* _What is required_
Below is a set of records; restate each one word for word.

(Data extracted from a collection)
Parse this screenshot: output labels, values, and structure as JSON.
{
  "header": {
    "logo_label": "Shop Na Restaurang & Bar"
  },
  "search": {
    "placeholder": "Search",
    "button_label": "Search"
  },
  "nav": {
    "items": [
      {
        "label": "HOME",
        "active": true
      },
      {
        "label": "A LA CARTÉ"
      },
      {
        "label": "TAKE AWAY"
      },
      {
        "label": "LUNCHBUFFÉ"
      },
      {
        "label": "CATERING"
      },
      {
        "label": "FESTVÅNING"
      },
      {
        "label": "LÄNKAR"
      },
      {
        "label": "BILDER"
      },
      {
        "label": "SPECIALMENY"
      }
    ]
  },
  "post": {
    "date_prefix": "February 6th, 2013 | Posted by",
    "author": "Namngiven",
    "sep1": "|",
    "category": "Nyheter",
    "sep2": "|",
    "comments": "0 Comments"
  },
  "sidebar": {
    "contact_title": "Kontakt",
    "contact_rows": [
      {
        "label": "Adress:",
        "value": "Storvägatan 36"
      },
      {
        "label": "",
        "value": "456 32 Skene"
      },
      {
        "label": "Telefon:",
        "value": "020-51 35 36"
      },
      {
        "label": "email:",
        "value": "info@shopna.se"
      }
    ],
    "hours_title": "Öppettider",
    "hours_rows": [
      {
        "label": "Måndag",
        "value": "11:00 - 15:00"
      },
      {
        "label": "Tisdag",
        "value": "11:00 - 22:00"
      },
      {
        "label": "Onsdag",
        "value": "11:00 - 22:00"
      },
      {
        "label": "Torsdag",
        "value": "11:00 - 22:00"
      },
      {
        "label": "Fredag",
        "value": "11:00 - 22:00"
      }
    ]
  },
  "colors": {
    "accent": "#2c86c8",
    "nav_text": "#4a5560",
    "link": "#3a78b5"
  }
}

* _Task answer_
Parse this screenshot: output labels, values, and structure as JSON.
{
  "header": {
    "logo_label": "Shop Na Restaurang & Bar"
  },
  "search": {
    "placeholder": "Search",
    "button_label": "Search"
  },
  "nav": {
    "items": [
      {
        "label": "HOME",
        "active": true
      },
      {
        "label": "A LA CARTÉ"
      },
      {
        "label": "TAKE AWAY"
      },
      {
        "label": "LUNCHBUFFÉ"
      },
      {
        "label": "CATERING"
      },
      {
        "label": "FESTVÅNING"
      },
      {
        "label": "LÄNKAR"
      },
      {
        "label": "BILDER"
      },
      {
        "label": "SPECIALMENY"
      }
    ]
  },
  "post": {
    "date_prefix": "February 6th, 2013 | Posted by",
    "author": "Namngiven",
    "sep1": "|",
    "category": "Nyheter",
    "sep2": "|",
    "comments": "0 Comments"
  },
  "sidebar": {
    "contact_title": "Kontakt",
    "contact_rows": [
      {
        "label": "Adress:",
        "value": "Storvägatan 36"
      },
      {
        "label": "",
        "value": "456 32 Skene"
      },
      {
        "label": "Telefon:",
        "value": "020-51 35 36"
      },
      {
        "label": "email:",
        "value": "info@shopna.se"
      }
    ],
    "hours_title": "Öppettider",
    "hours_rows": [
      {
        "label": "Måndag",
        "value": "11:00 - 15:00"
      },
      {
        "label": "Tisdag",
        "value": "11:00 - 22:00"
      },
      {
        "label": "Onsdag",
        "value": "11:00 - 22:00"
      },
      {
        "label": "Torsdag",
        "value": "11:00 - 22:00"
      },
      {
        "label": "Fredag",
        "value": "11:00 - 22:00"
      }
    ]
  },
  "colors": {
    "accent": "#2c86c8",
    "nav_text": "#4a5560",
    "link": "#3a78b5"
  }
}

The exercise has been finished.